Brown Fat and Health continued...
New studies by Wouter D. van Marken Lichtenbelt, PhD, and colleagues at the University of Maastricht, Netherlands; and by Aaron M. Cypess, MD, PhD, of Beth Israel Deaconess Medical Center, Boston, and colleagues show that:
- Obese people have less brown fat than lean people do.
- Men have less brown fat than women do.
- Older people have less brown fat than younger people do.
- People with high blood sugar have less brown fat than people with normal blood sugar.
"In other words, they found a direct correlation between the activation of brown adipose tissue and metabolic measures that indicate the presence or absence of good health," NIH researcher Francesco S. Celi, MD, writes in an editorial accompanying the studies.
Cypess and colleagues say it's likely that more than half of all men and women have at least a third of an ounce of brown fat in their bodies -- and that's just in the neck, where brown fat is most easily detected.
If fully stimulated, they calculate that 1.75 ounces of brown fat would account for one-fifth of a person's total resting energy expenditure -- and that's virtually all from burning off white fat, not sugar.

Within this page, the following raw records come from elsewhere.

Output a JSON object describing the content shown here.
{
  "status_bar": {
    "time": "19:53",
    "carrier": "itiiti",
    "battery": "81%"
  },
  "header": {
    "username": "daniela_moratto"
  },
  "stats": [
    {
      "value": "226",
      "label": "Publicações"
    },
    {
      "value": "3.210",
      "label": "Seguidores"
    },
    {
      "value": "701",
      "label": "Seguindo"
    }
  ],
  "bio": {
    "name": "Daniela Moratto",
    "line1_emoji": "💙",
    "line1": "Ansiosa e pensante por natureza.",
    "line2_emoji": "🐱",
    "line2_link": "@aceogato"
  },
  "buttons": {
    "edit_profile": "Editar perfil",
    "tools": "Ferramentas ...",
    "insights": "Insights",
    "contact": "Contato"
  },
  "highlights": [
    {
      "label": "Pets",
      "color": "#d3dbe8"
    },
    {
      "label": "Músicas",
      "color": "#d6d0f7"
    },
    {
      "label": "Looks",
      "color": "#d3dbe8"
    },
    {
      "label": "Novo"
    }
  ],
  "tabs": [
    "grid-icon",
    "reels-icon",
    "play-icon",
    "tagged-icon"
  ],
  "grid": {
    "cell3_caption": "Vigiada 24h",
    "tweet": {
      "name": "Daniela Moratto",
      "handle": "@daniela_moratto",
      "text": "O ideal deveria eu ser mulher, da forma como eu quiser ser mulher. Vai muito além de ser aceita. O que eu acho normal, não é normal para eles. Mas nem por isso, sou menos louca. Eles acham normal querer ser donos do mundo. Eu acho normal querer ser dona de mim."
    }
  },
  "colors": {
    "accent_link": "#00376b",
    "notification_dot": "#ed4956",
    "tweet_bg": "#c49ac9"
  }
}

All of the researchers conclude that finding ways to promote brown fat activation will have a major impact on the obesity epidemic. Optimism on this front recently increased when it was discovered that one of the body's messenger proteins, BMP7, promotes growth of brown fat and might be the focus of new obesity therapies.